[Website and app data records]
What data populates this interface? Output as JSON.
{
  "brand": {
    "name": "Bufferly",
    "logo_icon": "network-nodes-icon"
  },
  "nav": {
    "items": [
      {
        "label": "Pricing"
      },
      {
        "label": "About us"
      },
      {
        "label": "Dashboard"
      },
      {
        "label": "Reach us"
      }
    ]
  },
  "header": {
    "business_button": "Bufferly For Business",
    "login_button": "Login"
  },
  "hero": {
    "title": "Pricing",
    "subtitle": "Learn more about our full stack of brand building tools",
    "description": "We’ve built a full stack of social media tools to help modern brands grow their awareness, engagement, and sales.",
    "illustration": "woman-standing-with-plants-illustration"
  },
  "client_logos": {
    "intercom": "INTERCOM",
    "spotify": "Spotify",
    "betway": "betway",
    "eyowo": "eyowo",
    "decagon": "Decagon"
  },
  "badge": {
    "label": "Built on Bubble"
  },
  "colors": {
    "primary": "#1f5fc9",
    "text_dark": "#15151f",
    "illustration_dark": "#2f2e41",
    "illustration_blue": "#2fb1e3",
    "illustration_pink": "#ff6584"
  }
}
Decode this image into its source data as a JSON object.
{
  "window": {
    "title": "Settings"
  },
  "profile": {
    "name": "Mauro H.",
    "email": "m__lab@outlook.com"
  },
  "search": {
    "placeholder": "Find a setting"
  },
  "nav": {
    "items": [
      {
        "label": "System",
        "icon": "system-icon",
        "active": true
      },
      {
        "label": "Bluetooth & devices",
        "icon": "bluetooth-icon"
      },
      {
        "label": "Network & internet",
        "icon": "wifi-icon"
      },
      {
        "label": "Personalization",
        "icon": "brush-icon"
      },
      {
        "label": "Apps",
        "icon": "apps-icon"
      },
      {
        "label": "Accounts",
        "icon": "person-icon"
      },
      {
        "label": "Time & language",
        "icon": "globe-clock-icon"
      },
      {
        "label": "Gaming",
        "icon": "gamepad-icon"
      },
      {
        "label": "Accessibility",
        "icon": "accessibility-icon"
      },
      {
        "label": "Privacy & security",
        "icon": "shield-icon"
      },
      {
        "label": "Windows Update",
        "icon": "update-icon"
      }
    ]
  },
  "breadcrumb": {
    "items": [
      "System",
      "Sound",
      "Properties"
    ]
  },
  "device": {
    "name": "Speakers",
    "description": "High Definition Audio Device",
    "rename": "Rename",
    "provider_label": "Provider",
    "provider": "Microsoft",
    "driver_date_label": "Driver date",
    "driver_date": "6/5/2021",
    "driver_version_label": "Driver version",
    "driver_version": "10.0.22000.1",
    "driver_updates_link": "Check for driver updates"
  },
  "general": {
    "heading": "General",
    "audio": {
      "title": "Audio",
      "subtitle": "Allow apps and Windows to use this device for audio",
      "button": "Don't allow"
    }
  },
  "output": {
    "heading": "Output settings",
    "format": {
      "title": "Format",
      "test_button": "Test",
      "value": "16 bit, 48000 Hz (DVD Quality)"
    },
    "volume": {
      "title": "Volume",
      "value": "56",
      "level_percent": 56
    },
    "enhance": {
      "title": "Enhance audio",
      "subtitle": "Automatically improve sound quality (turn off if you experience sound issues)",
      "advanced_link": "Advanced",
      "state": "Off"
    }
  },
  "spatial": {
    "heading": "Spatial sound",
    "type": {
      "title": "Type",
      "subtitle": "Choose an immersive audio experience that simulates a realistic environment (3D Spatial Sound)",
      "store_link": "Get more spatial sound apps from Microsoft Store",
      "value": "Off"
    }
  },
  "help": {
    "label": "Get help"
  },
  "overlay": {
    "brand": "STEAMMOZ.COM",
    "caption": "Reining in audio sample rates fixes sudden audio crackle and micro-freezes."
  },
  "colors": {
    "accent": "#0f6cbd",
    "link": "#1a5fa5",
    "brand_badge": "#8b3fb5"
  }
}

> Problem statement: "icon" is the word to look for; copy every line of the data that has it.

> Your solution:
    "logo_icon": "network-nodes-icon"
        "icon": "system-icon",
        "icon": "bluetooth-icon"
        "icon": "wifi-icon"
        "icon": "brush-icon"
        "icon": "apps-icon"
        "icon": "person-icon"
        "icon": "globe-clock-icon"
        "icon": "gamepad-icon"
        "icon": "accessibility-icon"
        "icon": "shield-icon"
        "icon": "update-icon"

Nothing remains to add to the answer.